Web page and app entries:
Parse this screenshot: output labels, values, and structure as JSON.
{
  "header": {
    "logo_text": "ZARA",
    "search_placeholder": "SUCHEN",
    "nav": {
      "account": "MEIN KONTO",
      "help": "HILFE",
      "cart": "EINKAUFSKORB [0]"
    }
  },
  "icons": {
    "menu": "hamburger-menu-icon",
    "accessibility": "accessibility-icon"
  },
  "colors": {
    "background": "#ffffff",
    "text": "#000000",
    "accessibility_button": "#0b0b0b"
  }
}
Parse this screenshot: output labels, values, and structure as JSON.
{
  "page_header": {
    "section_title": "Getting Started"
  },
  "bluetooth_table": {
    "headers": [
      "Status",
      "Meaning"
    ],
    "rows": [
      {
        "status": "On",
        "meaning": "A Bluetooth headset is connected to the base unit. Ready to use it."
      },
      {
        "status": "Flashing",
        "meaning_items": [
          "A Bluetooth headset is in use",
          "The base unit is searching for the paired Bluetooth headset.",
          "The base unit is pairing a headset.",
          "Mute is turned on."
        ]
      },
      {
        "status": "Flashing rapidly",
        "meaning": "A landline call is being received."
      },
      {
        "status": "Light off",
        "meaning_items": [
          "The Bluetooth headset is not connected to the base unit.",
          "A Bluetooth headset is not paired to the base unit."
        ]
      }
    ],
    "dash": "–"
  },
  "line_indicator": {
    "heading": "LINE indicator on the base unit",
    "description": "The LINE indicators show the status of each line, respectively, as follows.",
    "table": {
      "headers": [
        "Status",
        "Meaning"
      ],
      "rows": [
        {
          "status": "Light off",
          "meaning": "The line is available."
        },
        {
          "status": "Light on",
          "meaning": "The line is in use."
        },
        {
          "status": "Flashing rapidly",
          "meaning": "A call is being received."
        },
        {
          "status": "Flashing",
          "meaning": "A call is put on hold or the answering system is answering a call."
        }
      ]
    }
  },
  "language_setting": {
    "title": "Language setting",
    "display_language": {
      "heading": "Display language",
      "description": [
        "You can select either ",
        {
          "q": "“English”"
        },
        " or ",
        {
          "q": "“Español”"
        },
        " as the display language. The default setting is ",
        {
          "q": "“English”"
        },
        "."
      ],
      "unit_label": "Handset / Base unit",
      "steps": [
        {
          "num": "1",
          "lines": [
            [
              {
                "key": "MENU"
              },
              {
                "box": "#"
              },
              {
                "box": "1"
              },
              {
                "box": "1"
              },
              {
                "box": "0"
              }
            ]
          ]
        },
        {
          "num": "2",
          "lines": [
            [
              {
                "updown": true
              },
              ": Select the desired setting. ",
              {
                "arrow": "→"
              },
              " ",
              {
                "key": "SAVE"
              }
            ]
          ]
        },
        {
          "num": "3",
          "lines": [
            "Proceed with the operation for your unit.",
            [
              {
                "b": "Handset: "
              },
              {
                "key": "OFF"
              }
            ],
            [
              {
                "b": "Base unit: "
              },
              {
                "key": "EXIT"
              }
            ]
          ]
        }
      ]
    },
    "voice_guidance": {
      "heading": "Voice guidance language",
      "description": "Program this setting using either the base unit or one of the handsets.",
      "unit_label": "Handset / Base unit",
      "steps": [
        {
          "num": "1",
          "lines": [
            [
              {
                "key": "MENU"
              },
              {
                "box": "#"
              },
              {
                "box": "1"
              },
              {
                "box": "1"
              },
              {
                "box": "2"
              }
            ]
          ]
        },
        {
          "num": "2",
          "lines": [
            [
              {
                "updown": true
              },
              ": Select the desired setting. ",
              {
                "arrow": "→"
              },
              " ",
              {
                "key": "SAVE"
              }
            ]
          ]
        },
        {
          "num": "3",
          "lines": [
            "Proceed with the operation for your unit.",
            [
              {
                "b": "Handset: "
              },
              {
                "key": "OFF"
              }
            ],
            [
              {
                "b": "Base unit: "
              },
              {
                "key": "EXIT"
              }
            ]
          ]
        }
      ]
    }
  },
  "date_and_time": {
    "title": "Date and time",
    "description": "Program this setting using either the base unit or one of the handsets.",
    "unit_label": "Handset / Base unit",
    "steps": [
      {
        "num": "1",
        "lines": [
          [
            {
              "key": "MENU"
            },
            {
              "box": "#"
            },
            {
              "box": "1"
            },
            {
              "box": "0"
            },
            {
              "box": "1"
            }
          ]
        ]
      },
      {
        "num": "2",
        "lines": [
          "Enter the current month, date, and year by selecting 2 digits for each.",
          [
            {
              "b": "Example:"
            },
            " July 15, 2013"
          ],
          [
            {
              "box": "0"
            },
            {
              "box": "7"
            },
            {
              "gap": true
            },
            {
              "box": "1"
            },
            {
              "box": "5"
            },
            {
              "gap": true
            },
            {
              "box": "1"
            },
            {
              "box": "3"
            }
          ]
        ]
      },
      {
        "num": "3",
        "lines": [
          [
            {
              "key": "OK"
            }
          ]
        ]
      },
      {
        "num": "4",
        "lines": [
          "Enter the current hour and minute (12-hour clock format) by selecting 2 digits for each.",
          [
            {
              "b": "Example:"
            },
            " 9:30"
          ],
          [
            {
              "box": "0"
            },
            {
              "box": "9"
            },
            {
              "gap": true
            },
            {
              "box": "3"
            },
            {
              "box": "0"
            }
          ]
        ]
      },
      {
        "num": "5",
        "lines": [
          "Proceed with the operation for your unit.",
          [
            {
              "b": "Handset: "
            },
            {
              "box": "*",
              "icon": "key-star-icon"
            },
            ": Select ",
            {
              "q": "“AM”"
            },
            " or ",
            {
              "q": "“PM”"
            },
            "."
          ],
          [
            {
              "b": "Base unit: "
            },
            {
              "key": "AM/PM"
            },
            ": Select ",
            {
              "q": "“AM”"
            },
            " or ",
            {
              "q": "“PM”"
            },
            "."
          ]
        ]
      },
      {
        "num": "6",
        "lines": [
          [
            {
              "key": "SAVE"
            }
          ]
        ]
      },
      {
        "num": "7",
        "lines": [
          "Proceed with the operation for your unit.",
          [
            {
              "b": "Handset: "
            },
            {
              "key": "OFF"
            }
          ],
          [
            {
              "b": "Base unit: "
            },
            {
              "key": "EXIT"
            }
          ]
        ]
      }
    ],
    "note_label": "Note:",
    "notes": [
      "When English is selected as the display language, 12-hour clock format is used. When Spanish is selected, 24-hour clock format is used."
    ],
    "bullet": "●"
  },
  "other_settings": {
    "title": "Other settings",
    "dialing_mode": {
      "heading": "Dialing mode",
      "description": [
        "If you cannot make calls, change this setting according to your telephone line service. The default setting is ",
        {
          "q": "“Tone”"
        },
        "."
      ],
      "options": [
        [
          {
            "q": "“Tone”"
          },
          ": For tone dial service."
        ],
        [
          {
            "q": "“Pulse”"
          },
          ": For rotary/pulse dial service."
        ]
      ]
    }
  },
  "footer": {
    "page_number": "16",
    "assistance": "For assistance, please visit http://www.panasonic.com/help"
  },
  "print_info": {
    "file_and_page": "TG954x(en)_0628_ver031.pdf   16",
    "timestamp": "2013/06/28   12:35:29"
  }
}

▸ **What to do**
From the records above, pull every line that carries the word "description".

▸ **Solution for this problem**
    "description": "The LINE indicators show the status of each line, respectively, as follows.",
      "description": [
      "description": "Program this setting using either the base unit or one of the handsets.",
    "description": "Program this setting using either the base unit or one of the handsets.",
      "description": [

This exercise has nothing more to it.